Language is constantly changing, but I cringed to hear a writer friend say, “She gave the books to her and I.” Too many people are afraid of speaking the pronoun “me,” a legitimate word that deserves to be used correctly—in the above case, as the object of the preposition “to.” Would this person have also said, “She gave the books to I”? Not likely.
Complaint No. 2
I once worked with the editor of a trade magazine who was so paranoid about misusing “who” and “whom” in speech that he consistently used an omnipotent “whom” at every opportunity, going so far as to ask,
“Whom are going to the conference?”
I thought he was joking and laughed.
And for my last complaint
Can we please keep the “t” in “often” silent? Yes,”awf-tuh n” is the third acceptable pronunciation in the dictionary, but come on, it’s the third. The American “aw-fuh n” is falling into disuse and I blame the rash of British speakers who’ve invaded American media.
Brits and Aussies (or at least their accents) pepper American drama, comedy and reality shows, newscasts, political panel discussions and, strangely, commercials. I can’t turn on the TV without being asked to buy everything from carpets to trucks from someone with a British accent.

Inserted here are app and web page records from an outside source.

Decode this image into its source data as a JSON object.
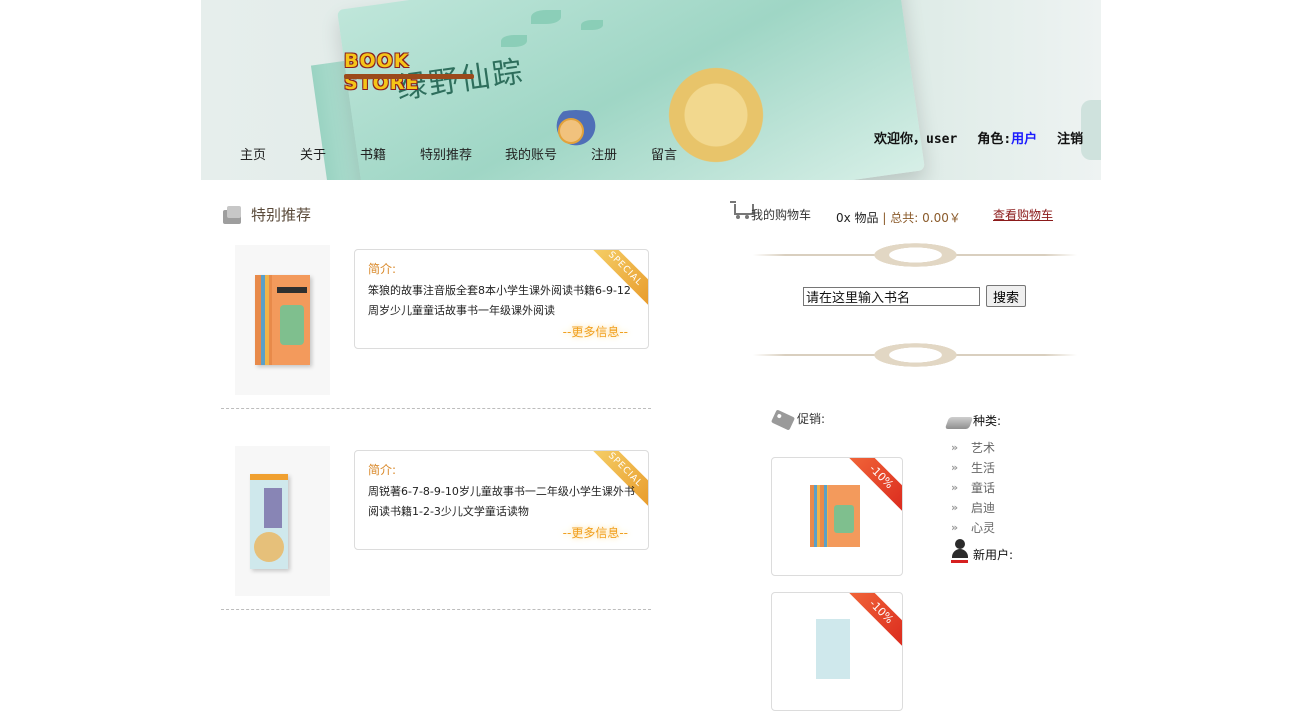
{
  "header": {
    "logo_text": "BOOK STORE",
    "banner_book_title": "绿野仙踪",
    "nav": [
      "主页",
      "关于",
      "书籍",
      "特别推荐",
      "我的账号",
      "注册",
      "留言"
    ],
    "welcome": "欢迎你，",
    "username": "user",
    "role_label": "角色:",
    "role_value": "用户",
    "logout": "注销"
  },
  "featured": {
    "title": "特别推荐",
    "intro_label": "简介:",
    "more_label": "--更多信息--",
    "ribbon": "SPECIAL",
    "items": [
      {
        "desc": "笨狼的故事注音版全套8本小学生课外阅读书籍6-9-12周岁少儿童童话故事书一年级课外阅读"
      },
      {
        "desc": "周锐著6-7-8-9-10岁儿童故事书一二年级小学生课外书阅读书籍1-2-3少儿文学童话读物"
      }
    ]
  },
  "cart": {
    "label": "我的购物车",
    "count": "0x 物品",
    "separator": "|",
    "total": "总共: 0.00￥",
    "view_link": "查看购物车"
  },
  "search": {
    "value": "请在这里输入书名",
    "button": "搜索"
  },
  "promotions": {
    "title": "促销:",
    "badge": "-10%"
  },
  "categories": {
    "title": "种类:",
    "chevron": "»",
    "items": [
      "艺术",
      "生活",
      "童话",
      "启迪",
      "心灵"
    ],
    "new_users_label": "新用户:"
  },
  "icons": {
    "featured": "box-icon",
    "cart": "shopping-cart-icon",
    "promo": "price-tag-icon",
    "categories": "category-icon",
    "new_users": "user-icon"
  },
  "colors": {
    "accent_orange": "#f0a020",
    "role_blue": "#1a1aff",
    "cart_link": "#8b1a1a",
    "promo_red": "#d9261c"
  }
}
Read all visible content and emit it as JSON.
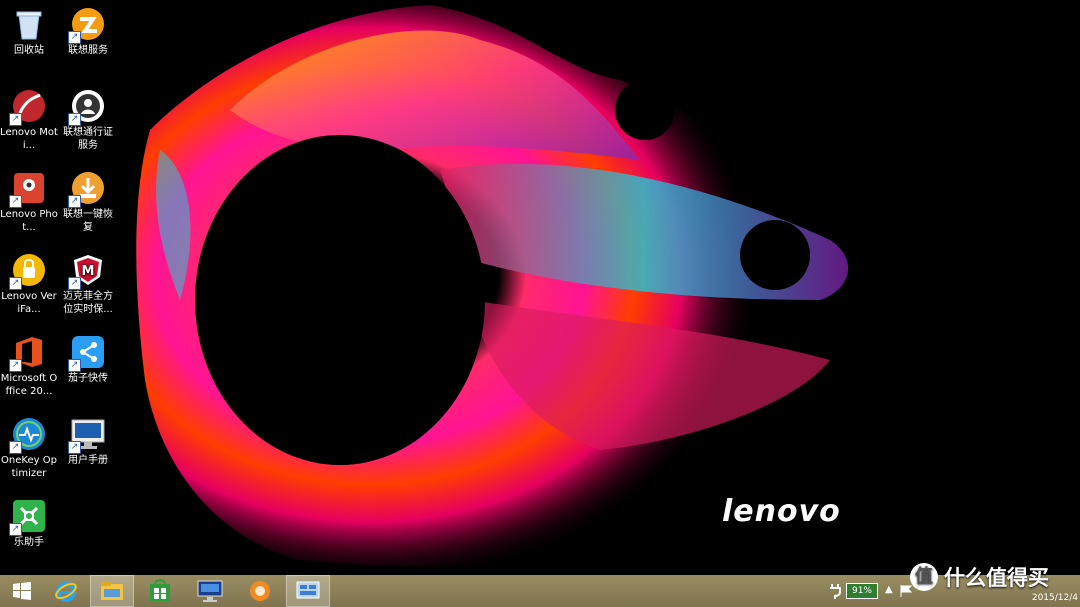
{
  "desktop_icons": [
    {
      "label": "回收站",
      "icon": "recycle-bin-icon"
    },
    {
      "label": "联想服务",
      "icon": "lenovo-service-icon"
    },
    {
      "label": "Lenovo Moti...",
      "icon": "lenovo-motion-icon"
    },
    {
      "label": "联想通行证服务",
      "icon": "lenovo-id-icon"
    },
    {
      "label": "Lenovo Phot...",
      "icon": "lenovo-photo-icon"
    },
    {
      "label": "联想一键恢复",
      "icon": "lenovo-onekey-recovery-icon"
    },
    {
      "label": "Lenovo VeriFa...",
      "icon": "lenovo-verifaces-icon"
    },
    {
      "label": "迈克菲全方位实时保...",
      "icon": "mcafee-icon"
    },
    {
      "label": "Microsoft Office 20...",
      "icon": "office-icon"
    },
    {
      "label": "茄子快传",
      "icon": "shareit-icon"
    },
    {
      "label": "OneKey Optimizer",
      "icon": "onekey-optimizer-icon"
    },
    {
      "label": "用户手册",
      "icon": "user-manual-icon"
    },
    {
      "label": "乐助手",
      "icon": "le-assistant-icon"
    }
  ],
  "wallpaper": {
    "brand": "lenovo"
  },
  "taskbar": {
    "buttons": [
      "start-icon",
      "internet-explorer-icon",
      "file-explorer-icon",
      "store-icon",
      "lenovo-monitor-icon",
      "browser-icon",
      "control-panel-icon"
    ],
    "battery": "91%",
    "clock_date": "2015/12/4"
  },
  "watermark": {
    "badge": "值",
    "text": "什么值得买"
  },
  "colors": {
    "taskbar": "#8f845b",
    "battery": "#2f7d2f"
  }
}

If this British invasion continues to influence American speech, we’ll soon be saying “zeb-ruh” and “shej-ool” instead of “zee-bruh” and “skej-ool.”